Aim of the task -> In the entries below, every line with the string "this" is to be reported.

[Component data from apps and pages]
=== Section Start ===
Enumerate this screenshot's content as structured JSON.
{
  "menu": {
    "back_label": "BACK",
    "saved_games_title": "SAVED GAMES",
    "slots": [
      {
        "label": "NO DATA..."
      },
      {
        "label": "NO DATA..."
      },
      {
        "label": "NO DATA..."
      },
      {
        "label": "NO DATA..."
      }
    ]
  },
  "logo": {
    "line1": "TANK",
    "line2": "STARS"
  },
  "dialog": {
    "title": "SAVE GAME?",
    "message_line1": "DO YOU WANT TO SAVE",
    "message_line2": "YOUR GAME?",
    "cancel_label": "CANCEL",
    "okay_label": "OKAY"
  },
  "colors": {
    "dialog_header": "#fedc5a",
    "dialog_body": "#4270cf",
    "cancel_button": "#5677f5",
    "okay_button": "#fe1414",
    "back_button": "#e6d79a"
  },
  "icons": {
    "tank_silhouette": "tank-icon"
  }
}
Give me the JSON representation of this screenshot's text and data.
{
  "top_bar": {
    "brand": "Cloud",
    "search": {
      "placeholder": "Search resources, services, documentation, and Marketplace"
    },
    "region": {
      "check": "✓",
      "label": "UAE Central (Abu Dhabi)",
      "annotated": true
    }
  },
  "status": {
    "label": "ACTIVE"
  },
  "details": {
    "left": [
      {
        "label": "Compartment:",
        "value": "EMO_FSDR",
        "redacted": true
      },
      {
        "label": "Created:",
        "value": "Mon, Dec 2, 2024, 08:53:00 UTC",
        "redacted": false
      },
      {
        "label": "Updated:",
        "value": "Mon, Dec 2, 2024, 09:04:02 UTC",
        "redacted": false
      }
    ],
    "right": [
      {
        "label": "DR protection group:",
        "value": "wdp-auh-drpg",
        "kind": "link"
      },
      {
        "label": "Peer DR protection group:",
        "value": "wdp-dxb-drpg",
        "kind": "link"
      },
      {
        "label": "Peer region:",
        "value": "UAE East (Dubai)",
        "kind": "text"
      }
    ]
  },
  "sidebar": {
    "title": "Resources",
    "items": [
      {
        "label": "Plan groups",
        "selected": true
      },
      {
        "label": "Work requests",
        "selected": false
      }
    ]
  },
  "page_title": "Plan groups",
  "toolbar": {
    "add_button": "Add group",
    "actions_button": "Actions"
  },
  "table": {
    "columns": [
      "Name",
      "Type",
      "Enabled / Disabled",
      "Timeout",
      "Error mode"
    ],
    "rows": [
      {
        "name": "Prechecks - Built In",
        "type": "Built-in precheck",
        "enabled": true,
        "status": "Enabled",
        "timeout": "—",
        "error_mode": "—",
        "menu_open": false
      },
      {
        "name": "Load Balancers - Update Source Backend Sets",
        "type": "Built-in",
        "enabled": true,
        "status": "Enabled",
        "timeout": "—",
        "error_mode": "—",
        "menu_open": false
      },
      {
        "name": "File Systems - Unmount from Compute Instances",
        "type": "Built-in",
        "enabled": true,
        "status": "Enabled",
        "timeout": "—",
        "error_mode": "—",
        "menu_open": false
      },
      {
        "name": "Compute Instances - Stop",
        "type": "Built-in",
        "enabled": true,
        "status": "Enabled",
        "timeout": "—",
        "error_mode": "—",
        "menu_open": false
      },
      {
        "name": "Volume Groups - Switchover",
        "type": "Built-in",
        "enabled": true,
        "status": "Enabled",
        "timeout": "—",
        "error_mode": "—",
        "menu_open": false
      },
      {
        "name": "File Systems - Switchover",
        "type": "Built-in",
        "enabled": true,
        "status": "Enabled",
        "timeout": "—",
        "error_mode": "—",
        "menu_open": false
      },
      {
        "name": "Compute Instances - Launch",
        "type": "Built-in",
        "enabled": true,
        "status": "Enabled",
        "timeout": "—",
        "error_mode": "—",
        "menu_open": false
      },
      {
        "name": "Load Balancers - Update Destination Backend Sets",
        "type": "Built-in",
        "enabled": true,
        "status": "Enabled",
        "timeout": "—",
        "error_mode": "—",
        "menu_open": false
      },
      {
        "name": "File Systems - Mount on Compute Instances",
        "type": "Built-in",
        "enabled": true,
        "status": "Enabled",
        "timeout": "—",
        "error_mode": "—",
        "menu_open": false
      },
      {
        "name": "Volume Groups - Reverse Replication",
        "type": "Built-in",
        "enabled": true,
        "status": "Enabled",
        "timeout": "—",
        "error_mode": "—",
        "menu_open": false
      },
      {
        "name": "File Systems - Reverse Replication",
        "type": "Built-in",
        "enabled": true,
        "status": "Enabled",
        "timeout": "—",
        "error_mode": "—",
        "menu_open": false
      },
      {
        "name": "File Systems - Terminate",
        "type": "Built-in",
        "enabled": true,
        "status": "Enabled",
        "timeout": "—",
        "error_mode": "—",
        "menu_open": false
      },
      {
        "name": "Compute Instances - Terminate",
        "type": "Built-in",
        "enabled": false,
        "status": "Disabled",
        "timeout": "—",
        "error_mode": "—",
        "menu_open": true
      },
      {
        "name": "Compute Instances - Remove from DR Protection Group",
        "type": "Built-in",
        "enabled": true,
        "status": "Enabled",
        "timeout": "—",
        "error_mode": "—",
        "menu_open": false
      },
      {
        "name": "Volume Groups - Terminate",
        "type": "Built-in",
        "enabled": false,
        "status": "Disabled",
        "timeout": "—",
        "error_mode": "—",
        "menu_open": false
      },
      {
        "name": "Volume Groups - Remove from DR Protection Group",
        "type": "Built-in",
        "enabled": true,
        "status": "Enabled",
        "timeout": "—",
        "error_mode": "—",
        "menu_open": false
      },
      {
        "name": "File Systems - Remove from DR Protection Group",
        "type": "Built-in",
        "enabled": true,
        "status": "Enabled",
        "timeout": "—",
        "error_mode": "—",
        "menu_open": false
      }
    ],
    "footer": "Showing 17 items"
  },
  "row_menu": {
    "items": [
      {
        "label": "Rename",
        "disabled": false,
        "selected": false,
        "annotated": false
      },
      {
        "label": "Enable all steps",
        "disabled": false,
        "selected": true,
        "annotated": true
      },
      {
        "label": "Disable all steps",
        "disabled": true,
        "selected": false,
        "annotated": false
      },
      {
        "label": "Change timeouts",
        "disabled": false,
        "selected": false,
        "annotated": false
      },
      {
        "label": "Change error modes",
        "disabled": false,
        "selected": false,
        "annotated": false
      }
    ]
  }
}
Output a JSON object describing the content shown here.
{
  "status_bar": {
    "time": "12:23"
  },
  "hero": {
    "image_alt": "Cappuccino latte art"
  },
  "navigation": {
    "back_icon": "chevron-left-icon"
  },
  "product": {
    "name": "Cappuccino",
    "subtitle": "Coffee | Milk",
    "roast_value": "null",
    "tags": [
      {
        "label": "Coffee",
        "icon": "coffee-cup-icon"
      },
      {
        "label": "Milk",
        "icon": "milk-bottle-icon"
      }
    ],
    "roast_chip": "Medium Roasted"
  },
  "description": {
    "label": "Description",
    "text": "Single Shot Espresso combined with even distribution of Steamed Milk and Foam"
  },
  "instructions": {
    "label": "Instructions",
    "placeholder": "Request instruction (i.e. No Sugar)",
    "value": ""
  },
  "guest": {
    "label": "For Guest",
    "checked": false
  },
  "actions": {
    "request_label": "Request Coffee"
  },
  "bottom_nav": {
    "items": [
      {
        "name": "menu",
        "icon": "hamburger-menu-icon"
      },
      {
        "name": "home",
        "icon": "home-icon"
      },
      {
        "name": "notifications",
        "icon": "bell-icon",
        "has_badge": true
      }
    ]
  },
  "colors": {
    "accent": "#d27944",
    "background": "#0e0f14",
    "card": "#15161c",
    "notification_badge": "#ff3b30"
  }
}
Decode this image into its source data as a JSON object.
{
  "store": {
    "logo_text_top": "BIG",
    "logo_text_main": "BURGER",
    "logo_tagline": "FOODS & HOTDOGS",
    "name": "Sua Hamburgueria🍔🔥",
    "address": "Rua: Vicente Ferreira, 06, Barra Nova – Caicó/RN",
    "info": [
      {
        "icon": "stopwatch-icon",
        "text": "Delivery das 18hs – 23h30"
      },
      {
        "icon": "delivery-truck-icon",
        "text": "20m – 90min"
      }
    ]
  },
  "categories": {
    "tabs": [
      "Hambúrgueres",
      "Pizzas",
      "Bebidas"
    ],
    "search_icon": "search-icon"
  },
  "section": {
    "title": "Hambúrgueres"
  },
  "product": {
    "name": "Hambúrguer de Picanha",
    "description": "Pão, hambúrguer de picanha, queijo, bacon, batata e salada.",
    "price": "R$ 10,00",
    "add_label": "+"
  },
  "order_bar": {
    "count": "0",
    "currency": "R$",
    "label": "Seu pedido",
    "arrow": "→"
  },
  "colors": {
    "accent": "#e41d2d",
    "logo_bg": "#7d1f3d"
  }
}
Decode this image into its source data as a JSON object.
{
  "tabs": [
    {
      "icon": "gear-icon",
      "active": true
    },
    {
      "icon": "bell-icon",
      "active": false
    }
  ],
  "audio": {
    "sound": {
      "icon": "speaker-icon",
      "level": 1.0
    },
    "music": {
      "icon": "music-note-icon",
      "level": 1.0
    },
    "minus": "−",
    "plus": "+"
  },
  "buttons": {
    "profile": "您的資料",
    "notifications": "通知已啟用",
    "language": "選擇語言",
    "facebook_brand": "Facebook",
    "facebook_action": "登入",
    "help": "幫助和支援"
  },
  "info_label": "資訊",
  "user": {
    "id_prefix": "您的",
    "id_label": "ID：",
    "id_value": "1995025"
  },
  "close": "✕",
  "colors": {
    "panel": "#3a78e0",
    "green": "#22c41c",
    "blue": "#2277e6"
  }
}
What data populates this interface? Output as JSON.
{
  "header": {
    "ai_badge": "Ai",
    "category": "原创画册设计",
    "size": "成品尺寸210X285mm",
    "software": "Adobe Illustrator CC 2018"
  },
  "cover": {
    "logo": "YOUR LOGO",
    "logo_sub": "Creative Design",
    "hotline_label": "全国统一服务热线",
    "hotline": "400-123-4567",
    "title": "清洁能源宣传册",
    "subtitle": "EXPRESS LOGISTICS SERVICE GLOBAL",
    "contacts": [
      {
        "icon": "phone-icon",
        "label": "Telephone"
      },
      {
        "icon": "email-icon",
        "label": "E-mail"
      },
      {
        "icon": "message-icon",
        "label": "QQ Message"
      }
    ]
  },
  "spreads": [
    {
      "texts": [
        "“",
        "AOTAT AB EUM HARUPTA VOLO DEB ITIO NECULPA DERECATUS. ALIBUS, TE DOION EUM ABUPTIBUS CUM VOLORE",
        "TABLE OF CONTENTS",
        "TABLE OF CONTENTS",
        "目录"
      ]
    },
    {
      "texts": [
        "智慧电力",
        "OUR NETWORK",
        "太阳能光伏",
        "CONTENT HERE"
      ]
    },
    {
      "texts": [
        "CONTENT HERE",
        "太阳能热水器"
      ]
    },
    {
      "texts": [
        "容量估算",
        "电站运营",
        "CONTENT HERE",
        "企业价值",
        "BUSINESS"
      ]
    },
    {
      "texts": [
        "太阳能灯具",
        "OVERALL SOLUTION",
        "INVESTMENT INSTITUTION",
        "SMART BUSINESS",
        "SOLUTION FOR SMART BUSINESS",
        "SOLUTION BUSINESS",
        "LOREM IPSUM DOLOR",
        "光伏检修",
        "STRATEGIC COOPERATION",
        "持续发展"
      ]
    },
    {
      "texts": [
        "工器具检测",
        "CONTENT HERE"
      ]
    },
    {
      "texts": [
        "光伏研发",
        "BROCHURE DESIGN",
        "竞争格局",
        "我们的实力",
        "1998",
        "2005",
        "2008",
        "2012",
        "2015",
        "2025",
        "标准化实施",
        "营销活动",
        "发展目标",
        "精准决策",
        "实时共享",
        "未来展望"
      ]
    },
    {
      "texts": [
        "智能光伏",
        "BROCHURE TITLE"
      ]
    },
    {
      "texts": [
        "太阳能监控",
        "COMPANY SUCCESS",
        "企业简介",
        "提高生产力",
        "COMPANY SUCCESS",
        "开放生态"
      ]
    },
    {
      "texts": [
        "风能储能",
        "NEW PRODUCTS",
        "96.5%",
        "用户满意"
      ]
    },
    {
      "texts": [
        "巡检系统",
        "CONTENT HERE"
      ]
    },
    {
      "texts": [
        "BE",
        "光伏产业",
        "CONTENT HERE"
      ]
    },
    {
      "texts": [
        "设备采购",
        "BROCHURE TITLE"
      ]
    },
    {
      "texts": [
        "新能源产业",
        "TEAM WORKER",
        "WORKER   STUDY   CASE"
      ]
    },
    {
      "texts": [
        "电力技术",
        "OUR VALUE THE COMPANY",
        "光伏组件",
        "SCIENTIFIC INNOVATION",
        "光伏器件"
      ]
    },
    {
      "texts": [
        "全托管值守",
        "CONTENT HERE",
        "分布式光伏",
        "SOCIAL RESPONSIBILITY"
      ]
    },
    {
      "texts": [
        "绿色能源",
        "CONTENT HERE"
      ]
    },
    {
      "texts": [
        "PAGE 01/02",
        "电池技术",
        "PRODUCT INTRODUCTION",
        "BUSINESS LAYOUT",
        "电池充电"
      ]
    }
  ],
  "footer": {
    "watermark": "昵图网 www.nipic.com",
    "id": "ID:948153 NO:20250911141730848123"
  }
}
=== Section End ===
Response to the exercise ->
Enumerate this screenshot's content as structured JSON.
Give me the JSON representation of this screenshot's text and data.
Decode this image into its source data as a JSON object.
Decode this image into its source data as a JSON object.
What data populates this interface? Output as JSON.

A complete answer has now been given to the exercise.